In the same year, 1992, he edited As the Twig is Bent. In this volume he spoke of the need to think of blind children, to plan for their future and to help them (and blind adults) gain maturity. The "Editor’s Introduction" and his article, "To Park or Not to Park," contain the following information.

EDITOR’S INTRODUCTION

by Kenneth Jernigan

There is a well known saying that as the twig is bent, so grows the tree.

What is true of plants is also true of people. The poet Wordsworth said, "The child is father of the man." He meant, of course, that our behavior and beliefs as adults are, to a large extent, determined by what happens to us when we are growing up.
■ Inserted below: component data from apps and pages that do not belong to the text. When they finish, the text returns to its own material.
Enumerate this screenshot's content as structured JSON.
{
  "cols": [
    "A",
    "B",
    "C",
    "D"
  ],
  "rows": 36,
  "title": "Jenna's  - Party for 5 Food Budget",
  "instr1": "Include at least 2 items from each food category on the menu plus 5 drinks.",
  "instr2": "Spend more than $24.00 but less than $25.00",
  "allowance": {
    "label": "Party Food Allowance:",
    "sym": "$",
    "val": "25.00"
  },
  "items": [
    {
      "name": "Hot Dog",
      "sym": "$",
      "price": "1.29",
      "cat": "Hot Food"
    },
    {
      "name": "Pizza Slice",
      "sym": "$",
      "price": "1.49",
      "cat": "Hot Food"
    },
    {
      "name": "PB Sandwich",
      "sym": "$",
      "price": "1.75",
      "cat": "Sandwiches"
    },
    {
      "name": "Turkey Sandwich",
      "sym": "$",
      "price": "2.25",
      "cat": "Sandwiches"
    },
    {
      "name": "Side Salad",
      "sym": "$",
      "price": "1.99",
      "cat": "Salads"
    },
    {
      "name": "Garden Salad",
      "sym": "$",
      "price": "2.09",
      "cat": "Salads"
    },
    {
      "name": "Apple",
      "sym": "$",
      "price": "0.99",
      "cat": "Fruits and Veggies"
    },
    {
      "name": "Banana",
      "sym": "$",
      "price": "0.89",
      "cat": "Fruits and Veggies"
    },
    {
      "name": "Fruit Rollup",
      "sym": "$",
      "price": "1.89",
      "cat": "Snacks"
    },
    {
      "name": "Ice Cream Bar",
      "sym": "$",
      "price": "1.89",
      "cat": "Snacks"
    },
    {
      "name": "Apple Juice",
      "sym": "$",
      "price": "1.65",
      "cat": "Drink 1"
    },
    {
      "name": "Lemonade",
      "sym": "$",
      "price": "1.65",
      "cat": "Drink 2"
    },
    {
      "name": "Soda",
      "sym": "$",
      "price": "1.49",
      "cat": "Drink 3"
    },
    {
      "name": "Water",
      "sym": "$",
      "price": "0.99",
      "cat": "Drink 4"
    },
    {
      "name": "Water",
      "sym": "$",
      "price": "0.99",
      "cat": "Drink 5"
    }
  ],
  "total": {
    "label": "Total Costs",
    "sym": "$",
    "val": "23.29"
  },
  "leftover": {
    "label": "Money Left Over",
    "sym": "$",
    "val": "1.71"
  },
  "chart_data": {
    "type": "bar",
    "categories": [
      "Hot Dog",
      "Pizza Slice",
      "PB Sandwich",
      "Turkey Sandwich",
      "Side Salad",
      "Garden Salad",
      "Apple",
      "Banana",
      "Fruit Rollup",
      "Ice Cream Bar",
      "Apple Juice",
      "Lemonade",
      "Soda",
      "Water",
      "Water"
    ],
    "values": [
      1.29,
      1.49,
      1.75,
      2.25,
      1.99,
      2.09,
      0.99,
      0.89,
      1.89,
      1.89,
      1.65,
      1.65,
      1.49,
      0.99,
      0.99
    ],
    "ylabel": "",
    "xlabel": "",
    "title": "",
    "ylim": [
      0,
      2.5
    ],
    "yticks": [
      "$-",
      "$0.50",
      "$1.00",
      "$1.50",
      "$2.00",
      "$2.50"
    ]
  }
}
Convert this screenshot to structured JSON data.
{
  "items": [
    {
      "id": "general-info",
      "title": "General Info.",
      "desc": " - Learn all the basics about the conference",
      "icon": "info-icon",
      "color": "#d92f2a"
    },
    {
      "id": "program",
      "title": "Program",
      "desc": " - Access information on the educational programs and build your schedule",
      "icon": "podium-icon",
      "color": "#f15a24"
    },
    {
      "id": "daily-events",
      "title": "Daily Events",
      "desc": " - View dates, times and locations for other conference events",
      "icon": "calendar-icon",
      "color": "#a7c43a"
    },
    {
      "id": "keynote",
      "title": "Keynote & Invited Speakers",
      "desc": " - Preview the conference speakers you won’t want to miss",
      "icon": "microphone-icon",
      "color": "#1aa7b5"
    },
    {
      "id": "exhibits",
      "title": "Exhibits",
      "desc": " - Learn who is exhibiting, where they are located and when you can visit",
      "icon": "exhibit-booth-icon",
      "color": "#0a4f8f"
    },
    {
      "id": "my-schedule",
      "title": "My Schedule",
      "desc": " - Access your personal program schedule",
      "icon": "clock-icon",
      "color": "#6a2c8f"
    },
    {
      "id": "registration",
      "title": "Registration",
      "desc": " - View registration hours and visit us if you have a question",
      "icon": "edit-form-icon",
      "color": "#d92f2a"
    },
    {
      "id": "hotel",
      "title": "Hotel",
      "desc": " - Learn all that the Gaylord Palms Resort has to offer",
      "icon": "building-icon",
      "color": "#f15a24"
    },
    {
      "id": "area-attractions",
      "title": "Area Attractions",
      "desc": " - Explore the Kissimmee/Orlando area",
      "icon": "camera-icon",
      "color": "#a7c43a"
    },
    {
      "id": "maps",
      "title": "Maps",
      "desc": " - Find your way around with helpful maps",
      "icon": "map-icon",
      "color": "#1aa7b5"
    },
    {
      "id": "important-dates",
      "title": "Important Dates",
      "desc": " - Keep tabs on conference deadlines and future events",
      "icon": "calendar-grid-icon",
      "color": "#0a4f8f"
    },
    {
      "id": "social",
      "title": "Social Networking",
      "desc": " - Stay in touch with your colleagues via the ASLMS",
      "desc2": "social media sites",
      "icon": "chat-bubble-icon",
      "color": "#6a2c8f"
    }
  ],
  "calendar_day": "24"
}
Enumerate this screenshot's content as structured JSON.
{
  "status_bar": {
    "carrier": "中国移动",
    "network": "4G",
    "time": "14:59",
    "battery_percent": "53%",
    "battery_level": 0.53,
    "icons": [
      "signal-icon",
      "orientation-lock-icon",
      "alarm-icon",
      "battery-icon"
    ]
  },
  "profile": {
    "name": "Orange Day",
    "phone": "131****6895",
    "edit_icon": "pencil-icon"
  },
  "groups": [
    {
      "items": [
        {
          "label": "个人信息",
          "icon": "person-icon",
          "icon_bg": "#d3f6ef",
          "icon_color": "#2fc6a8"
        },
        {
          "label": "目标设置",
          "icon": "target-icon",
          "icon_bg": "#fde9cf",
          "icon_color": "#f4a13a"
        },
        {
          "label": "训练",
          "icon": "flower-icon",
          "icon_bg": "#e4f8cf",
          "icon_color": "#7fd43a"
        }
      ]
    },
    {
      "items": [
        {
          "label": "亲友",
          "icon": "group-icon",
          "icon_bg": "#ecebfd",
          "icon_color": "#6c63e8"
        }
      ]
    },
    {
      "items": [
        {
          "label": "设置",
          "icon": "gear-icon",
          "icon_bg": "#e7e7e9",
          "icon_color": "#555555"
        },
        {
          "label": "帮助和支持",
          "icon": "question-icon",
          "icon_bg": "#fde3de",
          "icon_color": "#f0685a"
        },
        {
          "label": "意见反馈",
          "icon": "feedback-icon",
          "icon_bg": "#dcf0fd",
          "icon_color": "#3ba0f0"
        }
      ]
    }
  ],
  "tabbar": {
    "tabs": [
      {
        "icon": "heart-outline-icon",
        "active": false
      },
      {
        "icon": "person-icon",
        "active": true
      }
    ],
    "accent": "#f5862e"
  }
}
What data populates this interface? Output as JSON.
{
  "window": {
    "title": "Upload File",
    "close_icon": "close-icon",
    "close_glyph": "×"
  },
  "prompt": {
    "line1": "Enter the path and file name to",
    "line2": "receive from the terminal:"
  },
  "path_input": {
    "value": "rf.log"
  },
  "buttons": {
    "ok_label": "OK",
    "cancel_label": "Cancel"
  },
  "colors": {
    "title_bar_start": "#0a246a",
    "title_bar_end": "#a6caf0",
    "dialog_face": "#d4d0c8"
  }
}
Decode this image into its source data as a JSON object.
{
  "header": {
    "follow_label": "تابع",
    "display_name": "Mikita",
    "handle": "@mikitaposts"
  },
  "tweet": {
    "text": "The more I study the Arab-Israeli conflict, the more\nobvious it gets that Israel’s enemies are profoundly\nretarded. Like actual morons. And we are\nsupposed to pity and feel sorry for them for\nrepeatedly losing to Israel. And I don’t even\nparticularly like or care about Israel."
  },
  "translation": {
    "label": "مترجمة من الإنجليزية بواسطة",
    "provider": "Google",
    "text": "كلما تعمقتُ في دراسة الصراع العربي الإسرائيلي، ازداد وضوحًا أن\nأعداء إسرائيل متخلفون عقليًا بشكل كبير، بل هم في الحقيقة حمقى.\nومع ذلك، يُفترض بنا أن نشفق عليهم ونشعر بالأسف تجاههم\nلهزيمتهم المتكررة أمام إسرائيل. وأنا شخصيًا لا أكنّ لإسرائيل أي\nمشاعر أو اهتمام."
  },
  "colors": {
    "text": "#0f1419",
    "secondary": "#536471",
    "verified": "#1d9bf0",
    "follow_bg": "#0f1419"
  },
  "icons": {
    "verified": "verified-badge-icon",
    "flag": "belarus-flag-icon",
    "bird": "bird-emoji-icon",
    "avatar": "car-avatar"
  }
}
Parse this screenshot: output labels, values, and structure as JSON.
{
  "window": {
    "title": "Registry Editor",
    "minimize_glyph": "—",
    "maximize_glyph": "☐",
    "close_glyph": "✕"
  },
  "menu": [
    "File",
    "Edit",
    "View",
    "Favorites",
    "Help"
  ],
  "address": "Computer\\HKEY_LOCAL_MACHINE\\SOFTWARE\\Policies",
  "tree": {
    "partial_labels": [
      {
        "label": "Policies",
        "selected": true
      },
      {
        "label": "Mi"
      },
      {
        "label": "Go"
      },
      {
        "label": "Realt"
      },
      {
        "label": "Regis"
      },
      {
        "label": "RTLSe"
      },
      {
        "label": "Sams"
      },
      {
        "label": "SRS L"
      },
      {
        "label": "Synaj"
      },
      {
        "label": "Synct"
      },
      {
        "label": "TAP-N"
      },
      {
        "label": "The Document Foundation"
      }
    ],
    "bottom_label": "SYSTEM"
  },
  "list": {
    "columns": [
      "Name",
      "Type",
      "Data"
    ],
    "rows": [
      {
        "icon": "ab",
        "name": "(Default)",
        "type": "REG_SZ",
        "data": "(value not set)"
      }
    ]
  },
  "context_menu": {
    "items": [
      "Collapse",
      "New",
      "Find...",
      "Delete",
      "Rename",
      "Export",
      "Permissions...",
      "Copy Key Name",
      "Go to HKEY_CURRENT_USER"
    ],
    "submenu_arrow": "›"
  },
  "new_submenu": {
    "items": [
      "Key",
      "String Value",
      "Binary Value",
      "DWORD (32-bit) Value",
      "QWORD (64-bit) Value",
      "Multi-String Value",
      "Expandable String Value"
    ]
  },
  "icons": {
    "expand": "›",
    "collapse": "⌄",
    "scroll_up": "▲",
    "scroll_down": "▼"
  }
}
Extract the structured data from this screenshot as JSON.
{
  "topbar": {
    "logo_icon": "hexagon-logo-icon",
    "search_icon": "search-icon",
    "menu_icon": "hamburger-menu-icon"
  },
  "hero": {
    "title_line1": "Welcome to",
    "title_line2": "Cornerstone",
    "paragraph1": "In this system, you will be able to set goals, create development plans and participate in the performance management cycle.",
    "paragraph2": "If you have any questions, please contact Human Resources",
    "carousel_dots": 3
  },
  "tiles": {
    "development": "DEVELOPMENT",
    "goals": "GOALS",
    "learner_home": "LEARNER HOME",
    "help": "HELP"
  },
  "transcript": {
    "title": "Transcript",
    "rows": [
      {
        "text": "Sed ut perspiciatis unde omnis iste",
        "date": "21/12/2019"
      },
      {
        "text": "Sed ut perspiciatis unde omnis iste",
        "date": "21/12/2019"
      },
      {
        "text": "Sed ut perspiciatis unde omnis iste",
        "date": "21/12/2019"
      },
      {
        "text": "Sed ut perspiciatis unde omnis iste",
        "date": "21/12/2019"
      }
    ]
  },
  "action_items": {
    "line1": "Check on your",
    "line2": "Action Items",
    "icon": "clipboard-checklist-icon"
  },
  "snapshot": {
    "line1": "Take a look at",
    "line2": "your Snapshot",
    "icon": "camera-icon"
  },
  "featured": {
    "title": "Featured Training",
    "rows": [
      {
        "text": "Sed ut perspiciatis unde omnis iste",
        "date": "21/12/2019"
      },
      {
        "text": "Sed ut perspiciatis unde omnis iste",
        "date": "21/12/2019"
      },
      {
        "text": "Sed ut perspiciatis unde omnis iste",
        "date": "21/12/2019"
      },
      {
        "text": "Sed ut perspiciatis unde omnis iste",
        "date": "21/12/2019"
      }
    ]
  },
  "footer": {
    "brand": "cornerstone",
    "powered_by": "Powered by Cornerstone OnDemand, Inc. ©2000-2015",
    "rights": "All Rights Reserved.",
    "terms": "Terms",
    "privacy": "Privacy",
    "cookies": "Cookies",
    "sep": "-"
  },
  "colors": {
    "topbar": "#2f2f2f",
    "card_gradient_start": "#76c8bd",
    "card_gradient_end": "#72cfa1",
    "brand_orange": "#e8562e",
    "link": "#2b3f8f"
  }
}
This third Kernel Book is largely focused on that theme-what today’s blind children are being taught about themselves and what happened to yesterday’s blind children, those who are today’s adults. As we of the National Federation of the Blind have so often said, the real problem of blindness is not the blindness itself but the mistaken notions and misunderstandings about blindness which are so widely prevalent in society. The first two Kernel Books (What Color is the Sun and The Freedom Bell) also dealt with this theme, but the present volume has a particular emphasis on blind children and what lies ahead for them. Every day all of us are, at least to some degree, bending the twig that will determine the final shape of their lives.

In this book I have tried to acquaint you with quite a number of blind children and adults, and I have tried to do it at something more than merely the surface level. These are people I know-friends, former students, and colleagues. I think they are people that you, too, will want to know. In the process I hope you will gain an increased understanding of what blind people are like. Mostly we’re just like you. We cry if we have reason to-but not because of blindness. And we laugh if something’s funny-but, again, not because of blindness. Our lives are as varied, as interesting, or as dull as yours. It all depends on how the twig is bent, how the tree grows, and what opportunities and environment we have.

I don’t know how many more Kernel Books we will print, but if this one gets the warm reaction which the first two have received, there will probably be others. Meanwhile the present volume is now being widely distributed, hopefully to do its bit to help improve the climate of public opinion about blindness. Every day we bend the twig.